(Supplied entries Opens)

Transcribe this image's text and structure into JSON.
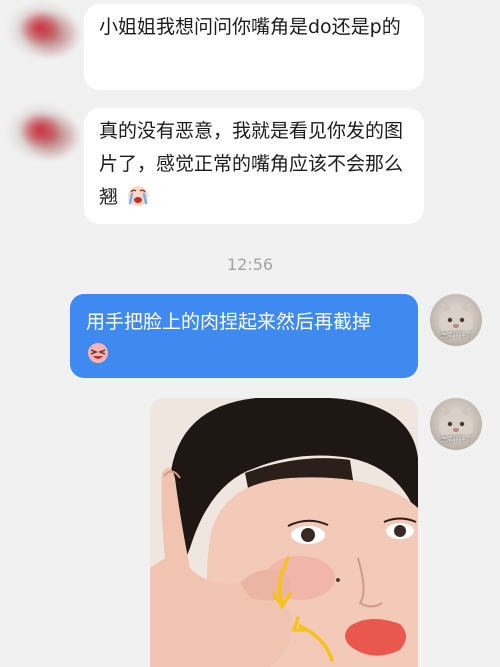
{
  "messages_in": [
    {
      "text": "小姐姐我想问问你嘴角是do还是p的"
    },
    {
      "text": "真的没有恶意，我就是看见你发的图片了，感觉正常的嘴角应该不会那么翘"
    }
  ],
  "timestamp": "12:56",
  "message_out": {
    "text": "用手把脸上的肉捏起来然后再截掉"
  },
  "avatar_right": {
    "caption": "生活碎碎了"
  },
  "icons": {
    "cry_emoji": "crying-face-emoji",
    "laugh_emoji": "squinting-face-emoji"
  },
  "colors": {
    "background": "#f1f1f1",
    "incoming_bubble": "#ffffff",
    "outgoing_bubble": "#3e8af1",
    "timestamp": "#a3a3a3",
    "annotation_arrow": "#f5c31a"
  }
}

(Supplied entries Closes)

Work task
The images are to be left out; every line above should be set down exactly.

Response for this exercise
Transcribe this image's text and structure into JSON.
{
  "messages_in": [
    {
      "text": "小姐姐我想问问你嘴角是do还是p的"
    },
    {
      "text": "真的没有恶意，我就是看见你发的图片了，感觉正常的嘴角应该不会那么翘"
    }
  ],
  "timestamp": "12:56",
  "message_out": {
    "text": "用手把脸上的肉捏起来然后再截掉"
  },
  "avatar_right": {
    "caption": "生活碎碎了"
  },
  "icons": {
    "cry_emoji": "crying-face-emoji",
    "laugh_emoji": "squinting-face-emoji"
  },
  "colors": {
    "background": "#f1f1f1",
    "incoming_bubble": "#ffffff",
    "outgoing_bubble": "#3e8af1",
    "timestamp": "#a3a3a3",
    "annotation_arrow": "#f5c31a"
  }
}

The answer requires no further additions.